Charleston shouldn’t have to choose between copious amounts of craft beer and beach days. But let’s be honest, growlers and beaches just don’t go. If you haven’t yet discovered salvation in the form of a crowler, you’re welcome.
A crowler is exactly what it sounds like — the lovechild of a growler and a can. Nestled classily between the 24 oz. tallboy and a Forty, a crowler is a 32-ounce can filled-to-order at your local brewery. It may be the next best thing in Charleston’s craft beer enjoyment.
“I’ve tried to dare a bunch of bachelor parties to shotgun one. I heard our youngest bartender — she’s around 22 — did one at a party, but I haven’t been able to confirm that,” says Mike Fielding of Low Tide Brewing, one of at least eight local breweries that are now pouring their pride and joy into these tallerboys. “We love our crowler machine.”
We all know the struggle that is remembering to bring your growler to fill. Suddenly you’re pondering, “Why do I have 19 of these things under my counter?” Not to mention cleaning it, the sneaky air and light that weasel their way in and marr your precious IPA, or the fact that you get a few days — tops — to enjoy it. Cans on the other hand are more portable, protect your beer from oxygen and light, and are easily disposable (read: recyclable). But is 12 ounces really going to cut it?
“Once Oskar Blues brought it [a crowler machine] to the market, it took off,” says Fielding, who’s gone through five pallets of 2,400 cans each since opening 18 months ago. That’s an average of 666 crowlers per month.

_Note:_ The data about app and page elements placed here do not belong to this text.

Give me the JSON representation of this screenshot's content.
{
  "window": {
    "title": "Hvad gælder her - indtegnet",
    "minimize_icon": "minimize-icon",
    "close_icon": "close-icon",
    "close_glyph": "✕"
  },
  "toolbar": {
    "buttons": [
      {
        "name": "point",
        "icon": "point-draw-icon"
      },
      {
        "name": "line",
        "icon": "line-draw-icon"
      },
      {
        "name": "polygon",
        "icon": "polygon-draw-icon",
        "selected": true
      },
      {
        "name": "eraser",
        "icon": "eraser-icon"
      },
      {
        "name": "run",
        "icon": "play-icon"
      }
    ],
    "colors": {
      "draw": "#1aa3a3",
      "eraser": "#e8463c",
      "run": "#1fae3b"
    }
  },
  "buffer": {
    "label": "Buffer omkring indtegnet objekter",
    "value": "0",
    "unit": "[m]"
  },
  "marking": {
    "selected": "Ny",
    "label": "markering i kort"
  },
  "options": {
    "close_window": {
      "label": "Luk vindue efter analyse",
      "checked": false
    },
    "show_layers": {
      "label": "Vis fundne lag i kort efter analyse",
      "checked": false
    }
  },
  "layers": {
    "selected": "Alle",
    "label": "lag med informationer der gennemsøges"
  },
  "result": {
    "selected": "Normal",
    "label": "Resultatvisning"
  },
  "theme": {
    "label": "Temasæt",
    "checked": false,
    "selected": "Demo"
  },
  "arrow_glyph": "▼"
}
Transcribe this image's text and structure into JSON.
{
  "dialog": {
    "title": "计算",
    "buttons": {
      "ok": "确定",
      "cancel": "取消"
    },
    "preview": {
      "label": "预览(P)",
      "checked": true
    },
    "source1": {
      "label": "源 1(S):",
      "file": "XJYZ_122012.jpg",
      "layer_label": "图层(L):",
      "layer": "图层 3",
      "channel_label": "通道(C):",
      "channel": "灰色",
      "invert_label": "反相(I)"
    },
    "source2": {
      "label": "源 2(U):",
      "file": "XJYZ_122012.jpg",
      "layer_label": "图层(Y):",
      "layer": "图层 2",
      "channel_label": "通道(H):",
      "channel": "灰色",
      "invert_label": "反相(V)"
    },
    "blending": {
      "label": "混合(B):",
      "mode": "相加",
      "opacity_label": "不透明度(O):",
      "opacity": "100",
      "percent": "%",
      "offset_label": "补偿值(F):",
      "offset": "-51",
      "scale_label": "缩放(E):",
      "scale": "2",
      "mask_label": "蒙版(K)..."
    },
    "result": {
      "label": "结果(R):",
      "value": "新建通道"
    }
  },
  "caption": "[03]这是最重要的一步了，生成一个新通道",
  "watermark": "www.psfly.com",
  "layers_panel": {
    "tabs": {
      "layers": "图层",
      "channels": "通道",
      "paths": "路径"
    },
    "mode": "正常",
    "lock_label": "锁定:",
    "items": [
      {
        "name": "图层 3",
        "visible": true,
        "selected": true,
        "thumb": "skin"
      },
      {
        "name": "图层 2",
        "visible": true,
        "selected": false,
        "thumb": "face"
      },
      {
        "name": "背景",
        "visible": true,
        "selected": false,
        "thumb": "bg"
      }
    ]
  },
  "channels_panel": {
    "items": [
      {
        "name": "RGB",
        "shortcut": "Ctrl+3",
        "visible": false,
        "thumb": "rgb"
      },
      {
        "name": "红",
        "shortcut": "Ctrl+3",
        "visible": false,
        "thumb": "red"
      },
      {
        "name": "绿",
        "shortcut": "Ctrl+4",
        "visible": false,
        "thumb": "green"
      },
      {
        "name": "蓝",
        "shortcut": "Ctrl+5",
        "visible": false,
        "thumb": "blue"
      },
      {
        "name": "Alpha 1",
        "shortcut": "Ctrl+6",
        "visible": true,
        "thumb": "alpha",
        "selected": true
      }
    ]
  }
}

The crowler whirred onto the market in 2012 when Colorado brewery Oskar Blues partnered with the Ball Company, of hipster jar fame, and patented the first crowler machine. This beer canning device takes “can” and “growler” and portmanteus them into a bourgeoise bohemian dream. Now you can tote the craftiest beers on your hike, boat, or toke break without sacrificing any of those precious tasting notes.
“We’re able to control every part of the process, including how clean the can is, and put our own label on it,” says Rusty Bull’s Ben Mayer. “It’s basically the same process as when we’re filling kegs.”
The device itself is a conversation piece in an industry that enjoys conversing about beer practically as much as drinking it. The CO2 tube hisses, the beer flows, and the steam-punkish, bartop canning device whirrs as cans go around and around like a maniacal, drunken merry-go-round. Out pops your crowler, daring you to take it on an adventure.
This is 2017 after all; there are men drinking rosé out of a can and Instagramming it.
“It just looks good,” says Mayer, “people take them all over — Alaska, New York, abroad — and tag us on social media. Nobody does that with a growler.”
You can now grab a crowler of your favorite craft brew from a whole slew breweries — including Edmund’s Oast, Frothy Beard, Rusty Bull, Cooper River, Low Tide, Holy City, and Two Blokes — and Instagram the shit out of it. Famulari’s Brew Pub will join the crew this fall, and there are whispers, though tentative, around Twisted Cypress Brewing. With a neat eight to 12-dollar price point, the crowler is here to stay.
“We probably sell 150 percent more crowlers than growlers,” says Fielding. Whether you chalk that up to the cool quotient or the fact that crowlers simply hold less, Charleston is catching on.
This holy grail has its downsides too, of course. “The initial instructions are real shit. However, the guy that builds them puts his cell phone on the website and you can call him up to talk you through anything,” says Low Tide’s Fielding. The labels go on crooked, noted Jamie Martin of Cooper River. Most importantly, this is not a cheap trend. Rusty Bull dropped $5,500 for the starter setup; Cooper River $6,000; Low Tide $6,500. But no brewery I talked to showed any regrets.
On the drinker’s end, being stuck with an open can sucks sometimes, and being stuck with an open 32-ounce can sucks triple. So, this March, the second company to piggyback on Ball’s invention, Dayton Systems Group, announced its next gamechanger: the resealable crowler. Rusty Bull is biting, but there’s no word yet on whether most Charleston breweries will hop on the update.
For now, enjoy the golden age of crowlers.
“The only downside that I’ve seen to crowlers is that there’s no way for distributor reps to take samples,” says Rusty Bull’s Mayer, “unless they’re 32-ounce samples.”
Call us crazy, but are 32-ounce samples for $8 a pop a bad thing? Your friends don’t think so.